App and web page records
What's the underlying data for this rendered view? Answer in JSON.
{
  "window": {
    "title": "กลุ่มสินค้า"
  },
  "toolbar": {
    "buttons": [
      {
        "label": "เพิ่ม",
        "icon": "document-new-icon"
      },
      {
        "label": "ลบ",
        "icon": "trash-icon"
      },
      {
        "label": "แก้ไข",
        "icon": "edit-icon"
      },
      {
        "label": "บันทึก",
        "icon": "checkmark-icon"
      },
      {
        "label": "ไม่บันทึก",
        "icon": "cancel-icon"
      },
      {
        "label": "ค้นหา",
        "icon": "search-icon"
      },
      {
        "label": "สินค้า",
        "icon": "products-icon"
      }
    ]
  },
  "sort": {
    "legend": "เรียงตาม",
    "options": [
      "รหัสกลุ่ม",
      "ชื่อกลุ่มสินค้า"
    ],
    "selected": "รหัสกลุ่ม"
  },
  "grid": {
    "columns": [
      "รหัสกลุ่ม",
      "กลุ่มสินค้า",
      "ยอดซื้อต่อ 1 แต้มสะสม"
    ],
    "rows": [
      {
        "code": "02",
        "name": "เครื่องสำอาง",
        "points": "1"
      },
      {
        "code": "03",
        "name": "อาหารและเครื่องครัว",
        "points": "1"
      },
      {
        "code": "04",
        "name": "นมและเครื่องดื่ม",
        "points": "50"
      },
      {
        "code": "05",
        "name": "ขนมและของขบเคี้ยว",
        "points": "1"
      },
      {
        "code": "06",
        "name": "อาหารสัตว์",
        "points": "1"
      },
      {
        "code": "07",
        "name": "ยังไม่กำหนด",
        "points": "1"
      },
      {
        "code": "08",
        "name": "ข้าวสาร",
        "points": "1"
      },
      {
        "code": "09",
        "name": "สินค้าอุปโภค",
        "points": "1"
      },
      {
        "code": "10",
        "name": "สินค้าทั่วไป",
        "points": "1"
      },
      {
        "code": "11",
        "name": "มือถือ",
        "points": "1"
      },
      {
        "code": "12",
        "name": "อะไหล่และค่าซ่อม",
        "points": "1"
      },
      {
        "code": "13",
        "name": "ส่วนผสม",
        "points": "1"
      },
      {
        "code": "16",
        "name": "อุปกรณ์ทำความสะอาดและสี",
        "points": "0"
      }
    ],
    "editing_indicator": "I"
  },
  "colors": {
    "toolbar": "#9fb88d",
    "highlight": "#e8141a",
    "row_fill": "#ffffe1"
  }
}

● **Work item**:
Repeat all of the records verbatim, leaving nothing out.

● **Result**:
What's the underlying data for this rendered view? Answer in JSON.
{
  "window": {
    "title": "กลุ่มสินค้า"
  },
  "toolbar": {
    "buttons": [
      {
        "label": "เพิ่ม",
        "icon": "document-new-icon"
      },
      {
        "label": "ลบ",
        "icon": "trash-icon"
      },
      {
        "label": "แก้ไข",
        "icon": "edit-icon"
      },
      {
        "label": "บันทึก",
        "icon": "checkmark-icon"
      },
      {
        "label": "ไม่บันทึก",
        "icon": "cancel-icon"
      },
      {
        "label": "ค้นหา",
        "icon": "search-icon"
      },
      {
        "label": "สินค้า",
        "icon": "products-icon"
      }
    ]
  },
  "sort": {
    "legend": "เรียงตาม",
    "options": [
      "รหัสกลุ่ม",
      "ชื่อกลุ่มสินค้า"
    ],
    "selected": "รหัสกลุ่ม"
  },
  "grid": {
    "columns": [
      "รหัสกลุ่ม",
      "กลุ่มสินค้า",
      "ยอดซื้อต่อ 1 แต้มสะสม"
    ],
    "rows": [
      {
        "code": "02",
        "name": "เครื่องสำอาง",
        "points": "1"
      },
      {
        "code": "03",
        "name": "อาหารและเครื่องครัว",
        "points": "1"
      },
      {
        "code": "04",
        "name": "นมและเครื่องดื่ม",
        "points": "50"
      },
      {
        "code": "05",
        "name": "ขนมและของขบเคี้ยว",
        "points": "1"
      },
      {
        "code": "06",
        "name": "อาหารสัตว์",
        "points": "1"
      },
      {
        "code": "07",
        "name": "ยังไม่กำหนด",
        "points": "1"
      },
      {
        "code": "08",
        "name": "ข้าวสาร",
        "points": "1"
      },
      {
        "code": "09",
        "name": "สินค้าอุปโภค",
        "points": "1"
      },
      {
        "code": "10",
        "name": "สินค้าทั่วไป",
        "points": "1"
      },
      {
        "code": "11",
        "name": "มือถือ",
        "points": "1"
      },
      {
        "code": "12",
        "name": "อะไหล่และค่าซ่อม",
        "points": "1"
      },
      {
        "code": "13",
        "name": "ส่วนผสม",
        "points": "1"
      },
      {
        "code": "16",
        "name": "อุปกรณ์ทำความสะอาดและสี",
        "points": "0"
      }
    ],
    "editing_indicator": "I"
  },
  "colors": {
    "toolbar": "#9fb88d",
    "highlight": "#e8141a",
    "row_fill": "#ffffe1"
  }
}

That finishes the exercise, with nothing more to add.